==== PROVIDED MATERIAL ====

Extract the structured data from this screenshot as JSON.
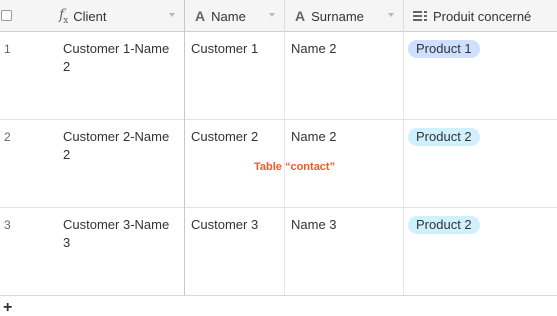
{
  "columns": [
    {
      "name": "",
      "type": "checkbox"
    },
    {
      "name": "Client",
      "icon": "fx-formula-icon"
    },
    {
      "name": "Name",
      "icon": "text-field-icon"
    },
    {
      "name": "Surname",
      "icon": "text-field-icon"
    },
    {
      "name": "Produit concerné",
      "icon": "linked-records-icon"
    }
  ],
  "rows": [
    {
      "num": "1",
      "client_line1": "Customer 1-Name",
      "client_line2": "2",
      "name": "Customer 1",
      "surname": "Name 2",
      "product": "Product 1",
      "product_color": "#cfdfff"
    },
    {
      "num": "2",
      "client_line1": "Customer 2-Name",
      "client_line2": "2",
      "name": "Customer 2",
      "surname": "Name 2",
      "product": "Product 2",
      "product_color": "#d0f0fd"
    },
    {
      "num": "3",
      "client_line1": "Customer 3-Name",
      "client_line2": "3",
      "name": "Customer 3",
      "surname": "Name 3",
      "product": "Product 2",
      "product_color": "#d0f0fd"
    }
  ],
  "annotation": "Table “contact”",
  "add_row_label": "+",
  "colors": {
    "header_bg": "#f5f5f5",
    "annotation": "#f05a24"
  }
}
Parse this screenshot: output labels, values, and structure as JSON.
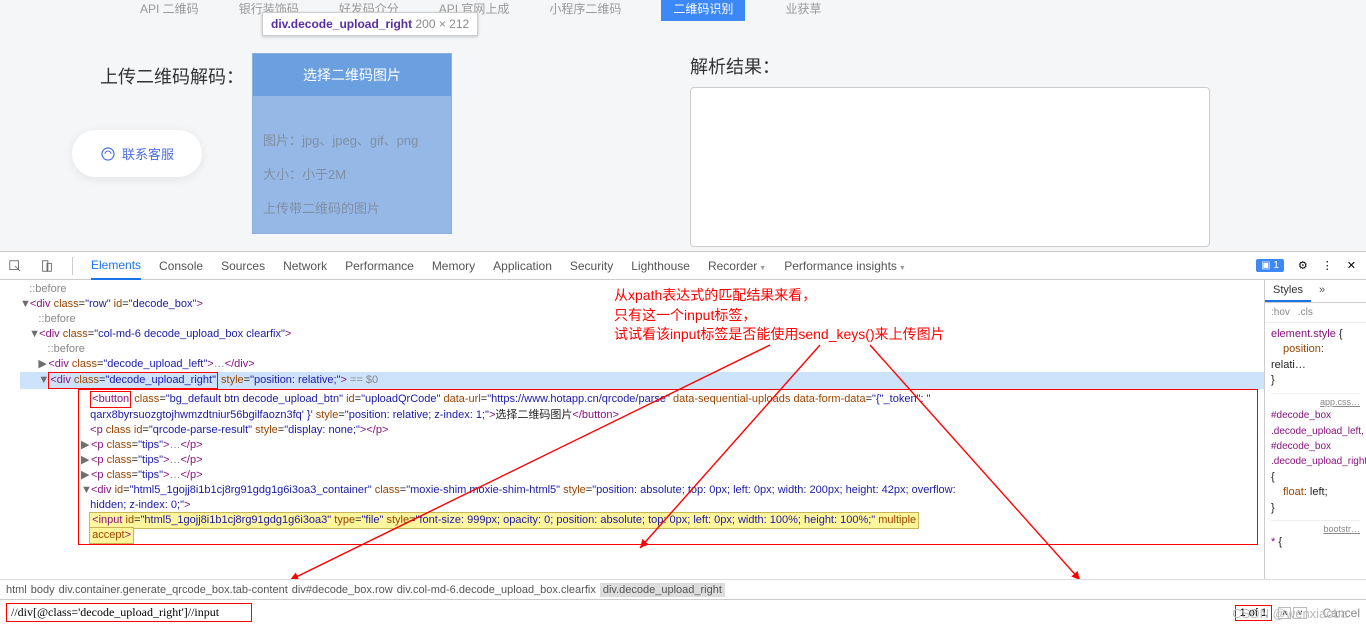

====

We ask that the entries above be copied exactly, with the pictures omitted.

EXERCISE ANSWER »
Extract the structured data from this screenshot as JSON.
{
  "columns": [
    {
      "name": "",
      "type": "checkbox"
    },
    {
      "name": "Client",
      "icon": "fx-formula-icon"
    },
    {
      "name": "Name",
      "icon": "text-field-icon"
    },
    {
      "name": "Surname",
      "icon": "text-field-icon"
    },
    {
      "name": "Produit concerné",
      "icon": "linked-records-icon"
    }
  ],
  "rows": [
    {
      "num": "1",
      "client_line1": "Customer 1-Name",
      "client_line2": "2",
      "name": "Customer 1",
      "surname": "Name 2",
      "product": "Product 1",
      "product_color": "#cfdfff"
    },
    {
      "num": "2",
      "client_line1": "Customer 2-Name",
      "client_line2": "2",
      "name": "Customer 2",
      "surname": "Name 2",
      "product": "Product 2",
      "product_color": "#d0f0fd"
    },
    {
      "num": "3",
      "client_line1": "Customer 3-Name",
      "client_line2": "3",
      "name": "Customer 3",
      "surname": "Name 3",
      "product": "Product 2",
      "product_color": "#d0f0fd"
    }
  ],
  "annotation": "Table “contact”",
  "add_row_label": "+",
  "colors": {
    "header_bg": "#f5f5f5",
    "annotation": "#f05a24"
  }
}
Parse this screenshot: output labels, values, and structure as JSON.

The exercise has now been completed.